WORK ORDER: All of the data must be returned word for word.
(Beginning of DATASET CONTENT)
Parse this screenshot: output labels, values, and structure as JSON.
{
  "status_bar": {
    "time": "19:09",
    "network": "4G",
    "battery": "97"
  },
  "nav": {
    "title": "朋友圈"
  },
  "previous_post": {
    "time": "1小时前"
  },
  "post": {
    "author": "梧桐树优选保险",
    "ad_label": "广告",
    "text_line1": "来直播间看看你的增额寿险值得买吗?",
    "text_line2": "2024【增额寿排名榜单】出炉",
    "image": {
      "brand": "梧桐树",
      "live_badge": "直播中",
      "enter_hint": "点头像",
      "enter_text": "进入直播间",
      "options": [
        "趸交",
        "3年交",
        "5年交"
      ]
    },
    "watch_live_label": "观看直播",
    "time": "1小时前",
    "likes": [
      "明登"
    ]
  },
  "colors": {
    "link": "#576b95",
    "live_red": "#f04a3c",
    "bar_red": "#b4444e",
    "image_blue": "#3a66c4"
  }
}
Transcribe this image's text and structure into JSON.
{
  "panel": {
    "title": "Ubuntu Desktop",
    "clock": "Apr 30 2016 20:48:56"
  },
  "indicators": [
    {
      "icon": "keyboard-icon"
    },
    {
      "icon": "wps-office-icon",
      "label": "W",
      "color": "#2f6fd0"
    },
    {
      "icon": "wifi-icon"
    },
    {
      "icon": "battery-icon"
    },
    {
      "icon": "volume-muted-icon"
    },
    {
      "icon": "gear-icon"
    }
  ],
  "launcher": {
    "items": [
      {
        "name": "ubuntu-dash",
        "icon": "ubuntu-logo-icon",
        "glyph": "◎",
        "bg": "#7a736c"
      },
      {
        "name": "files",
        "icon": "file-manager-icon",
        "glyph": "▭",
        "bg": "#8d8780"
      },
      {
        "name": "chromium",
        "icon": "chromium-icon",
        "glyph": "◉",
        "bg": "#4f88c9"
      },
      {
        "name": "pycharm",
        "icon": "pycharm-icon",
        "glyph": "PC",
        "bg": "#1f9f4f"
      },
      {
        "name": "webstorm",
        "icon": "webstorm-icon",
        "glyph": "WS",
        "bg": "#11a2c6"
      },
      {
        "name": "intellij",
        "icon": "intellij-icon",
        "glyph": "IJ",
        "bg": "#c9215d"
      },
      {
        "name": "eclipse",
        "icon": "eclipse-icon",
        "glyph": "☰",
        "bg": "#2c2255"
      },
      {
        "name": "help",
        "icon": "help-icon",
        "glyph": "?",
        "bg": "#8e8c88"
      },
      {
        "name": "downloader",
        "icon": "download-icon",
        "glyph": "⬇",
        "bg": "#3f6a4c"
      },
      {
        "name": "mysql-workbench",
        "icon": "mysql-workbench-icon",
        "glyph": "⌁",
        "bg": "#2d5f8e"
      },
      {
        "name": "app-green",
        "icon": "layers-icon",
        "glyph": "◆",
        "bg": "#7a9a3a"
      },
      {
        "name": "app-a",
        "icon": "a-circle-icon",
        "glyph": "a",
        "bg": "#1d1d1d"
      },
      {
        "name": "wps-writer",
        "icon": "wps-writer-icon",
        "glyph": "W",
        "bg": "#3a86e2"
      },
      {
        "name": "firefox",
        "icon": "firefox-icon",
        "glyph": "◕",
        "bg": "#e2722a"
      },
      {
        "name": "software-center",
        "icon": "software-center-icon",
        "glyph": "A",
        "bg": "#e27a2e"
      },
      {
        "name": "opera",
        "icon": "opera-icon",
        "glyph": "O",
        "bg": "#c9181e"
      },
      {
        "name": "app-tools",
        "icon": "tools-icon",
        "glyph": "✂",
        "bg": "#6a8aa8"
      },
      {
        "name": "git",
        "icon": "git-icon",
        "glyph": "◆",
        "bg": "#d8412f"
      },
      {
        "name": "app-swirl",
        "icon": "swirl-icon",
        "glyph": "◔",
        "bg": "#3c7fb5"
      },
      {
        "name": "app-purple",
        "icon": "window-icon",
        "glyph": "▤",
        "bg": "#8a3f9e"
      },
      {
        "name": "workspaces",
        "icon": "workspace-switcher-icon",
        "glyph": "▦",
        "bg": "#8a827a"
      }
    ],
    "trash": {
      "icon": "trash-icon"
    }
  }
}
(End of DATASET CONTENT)
FINISHED TASK:
Parse this screenshot: output labels, values, and structure as JSON.
{
  "status_bar": {
    "time": "19:09",
    "network": "4G",
    "battery": "97"
  },
  "nav": {
    "title": "朋友圈"
  },
  "previous_post": {
    "time": "1小时前"
  },
  "post": {
    "author": "梧桐树优选保险",
    "ad_label": "广告",
    "text_line1": "来直播间看看你的增额寿险值得买吗?",
    "text_line2": "2024【增额寿排名榜单】出炉",
    "image": {
      "brand": "梧桐树",
      "live_badge": "直播中",
      "enter_hint": "点头像",
      "enter_text": "进入直播间",
      "options": [
        "趸交",
        "3年交",
        "5年交"
      ]
    },
    "watch_live_label": "观看直播",
    "time": "1小时前",
    "likes": [
      "明登"
    ]
  },
  "colors": {
    "link": "#576b95",
    "live_red": "#f04a3c",
    "bar_red": "#b4444e",
    "image_blue": "#3a66c4"
  }
}
Transcribe this image's text and structure into JSON.
{
  "panel": {
    "title": "Ubuntu Desktop",
    "clock": "Apr 30 2016 20:48:56"
  },
  "indicators": [
    {
      "icon": "keyboard-icon"
    },
    {
      "icon": "wps-office-icon",
      "label": "W",
      "color": "#2f6fd0"
    },
    {
      "icon": "wifi-icon"
    },
    {
      "icon": "battery-icon"
    },
    {
      "icon": "volume-muted-icon"
    },
    {
      "icon": "gear-icon"
    }
  ],
  "launcher": {
    "items": [
      {
        "name": "ubuntu-dash",
        "icon": "ubuntu-logo-icon",
        "glyph": "◎",
        "bg": "#7a736c"
      },
      {
        "name": "files",
        "icon": "file-manager-icon",
        "glyph": "▭",
        "bg": "#8d8780"
      },
      {
        "name": "chromium",
        "icon": "chromium-icon",
        "glyph": "◉",
        "bg": "#4f88c9"
      },
      {
        "name": "pycharm",
        "icon": "pycharm-icon",
        "glyph": "PC",
        "bg": "#1f9f4f"
      },
      {
        "name": "webstorm",
        "icon": "webstorm-icon",
        "glyph": "WS",
        "bg": "#11a2c6"
      },
      {
        "name": "intellij",
        "icon": "intellij-icon",
        "glyph": "IJ",
        "bg": "#c9215d"
      },
      {
        "name": "eclipse",
        "icon": "eclipse-icon",
        "glyph": "☰",
        "bg": "#2c2255"
      },
      {
        "name": "help",
        "icon": "help-icon",
        "glyph": "?",
        "bg": "#8e8c88"
      },
      {
        "name": "downloader",
        "icon": "download-icon",
        "glyph": "⬇",
        "bg": "#3f6a4c"
      },
      {
        "name": "mysql-workbench",
        "icon": "mysql-workbench-icon",
        "glyph": "⌁",
        "bg": "#2d5f8e"
      },
      {
        "name": "app-green",
        "icon": "layers-icon",
        "glyph": "◆",
        "bg": "#7a9a3a"
      },
      {
        "name": "app-a",
        "icon": "a-circle-icon",
        "glyph": "a",
        "bg": "#1d1d1d"
      },
      {
        "name": "wps-writer",
        "icon": "wps-writer-icon",
        "glyph": "W",
        "bg": "#3a86e2"
      },
      {
        "name": "firefox",
        "icon": "firefox-icon",
        "glyph": "◕",
        "bg": "#e2722a"
      },
      {
        "name": "software-center",
        "icon": "software-center-icon",
        "glyph": "A",
        "bg": "#e27a2e"
      },
      {
        "name": "opera",
        "icon": "opera-icon",
        "glyph": "O",
        "bg": "#c9181e"
      },
      {
        "name": "app-tools",
        "icon": "tools-icon",
        "glyph": "✂",
        "bg": "#6a8aa8"
      },
      {
        "name": "git",
        "icon": "git-icon",
        "glyph": "◆",
        "bg": "#d8412f"
      },
      {
        "name": "app-swirl",
        "icon": "swirl-icon",
        "glyph": "◔",
        "bg": "#3c7fb5"
      },
      {
        "name": "app-purple",
        "icon": "window-icon",
        "glyph": "▤",
        "bg": "#8a3f9e"
      },
      {
        "name": "workspaces",
        "icon": "workspace-switcher-icon",
        "glyph": "▦",
        "bg": "#8a827a"
      }
    ],
    "trash": {
      "icon": "trash-icon"
    }
  }
}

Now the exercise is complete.